12) Also in 2013, NCAA data revealed Cal’s football team, at 44 percent, has the lowest graduation rates among 72 major-conference schools, which means most Bears starters probably skipped statistics, ostensibly rendering the spread obsolete.
11) The Big Game has ended in a tie 11 times. That won’t happen this year even if the competition was about something Stanford/Cal students really care about: Minecraft.

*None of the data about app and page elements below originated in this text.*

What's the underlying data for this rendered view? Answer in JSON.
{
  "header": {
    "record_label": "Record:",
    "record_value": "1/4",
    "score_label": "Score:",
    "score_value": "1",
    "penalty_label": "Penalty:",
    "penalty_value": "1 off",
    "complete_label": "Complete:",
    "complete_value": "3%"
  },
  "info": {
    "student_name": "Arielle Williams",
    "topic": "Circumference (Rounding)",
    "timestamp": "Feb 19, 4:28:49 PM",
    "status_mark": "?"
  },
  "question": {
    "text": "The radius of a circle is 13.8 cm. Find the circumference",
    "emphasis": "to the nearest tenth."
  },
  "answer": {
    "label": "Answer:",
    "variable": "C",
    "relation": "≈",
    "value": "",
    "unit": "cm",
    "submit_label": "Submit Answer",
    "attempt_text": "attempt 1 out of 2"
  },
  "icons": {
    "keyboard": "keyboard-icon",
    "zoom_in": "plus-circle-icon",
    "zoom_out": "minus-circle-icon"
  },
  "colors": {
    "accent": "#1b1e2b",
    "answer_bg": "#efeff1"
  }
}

10) The biggest margin of victory in a Big Game ever was in 2010: #6 Stanford, in a 48-14 victory, tied Cal’s 1975 record for most points scored in a Big Game. Though technically that would beat the spread this year, Stanford no longer has Andrew Luck under center. More importantly, Cal no longer has Kevin Riley.
9) In 2009, the last time Cal had the Axe, the Bears’ Michael Mohamed intercepted a pass at the Cal three with 1:36 left to preserve a Cal win over #14 Stanford, 34–28. Stanford was a three-touchdown favorite. Heisman favorite Andrew Luck’s stat line: 10 for 30, 157 yards, 0 TDs.
8) Eight seconds. 1982: The Play-—Cal, six-point underdogs, was leading 10-0 at halftime, but the Bears’ took the backseat in the second half on three Elway-orchestrated drives. Then, with :08 left, Stanford coaches called a time out and got the field goal unit on. The kick was good, and Stanford led 20-19 with :04 left. This is what happened during the ensuing kick-off (you know, in case you need a reminder…)
7) More than 40 percent of Big Games (48) have been decided by a touchdown or less.
6) More than 20 percent of Big Games (25) have been decided by a field goal or less.
5) 2013 was the last year of Big Games hosted in odd-numbered years by Stanford as they’ll play the new home of the 49ers (Levi’s Stadium) next year giving the Tree back-to-back home games. Consequently, Cal has its majority Big Game wins in odd-numbered years, which really, like most stats, means absolutely nothing …but 32 reasons is a lot.
4) Stanford leads the series 54-39-11 but the combination to the safe that holds the Axe is actually 54-40-11, thereby ensuring victory for Cal this year.
3) Regardless of what happens, Saturday’s match-up shouldn’t be as big a disaster as the inaugural (as in first time they called it the Big Game) Big Game in 1900. The game was played on Thanksgiving Day at Richmond Field in San Francisco (before the “new” Kezar was built in 1925). During the game, a group of fans watching from atop the nearby S.F. and Pacific Glass Works fell into the building when the roof collapsed. Thirteen people died and 78 were injured. To this day the Big Game’s Thanksgiving Day Disaster remains the deadliest accident at a sporting event in U.S. history.
2) Cal has never
lost won a Big Game since the release of Google Glass.
1) Stanford won the Nobel Prize in Medicine AND the Big Game in the same year only once. The year was 2013 when Stanford professor Thomas Südhof won the 2013 Nobel prize in Medicine. Neither school took home a Nobel Prize this year, which means its anyone’s game.
.5) *Cal only doesn’t cover at home.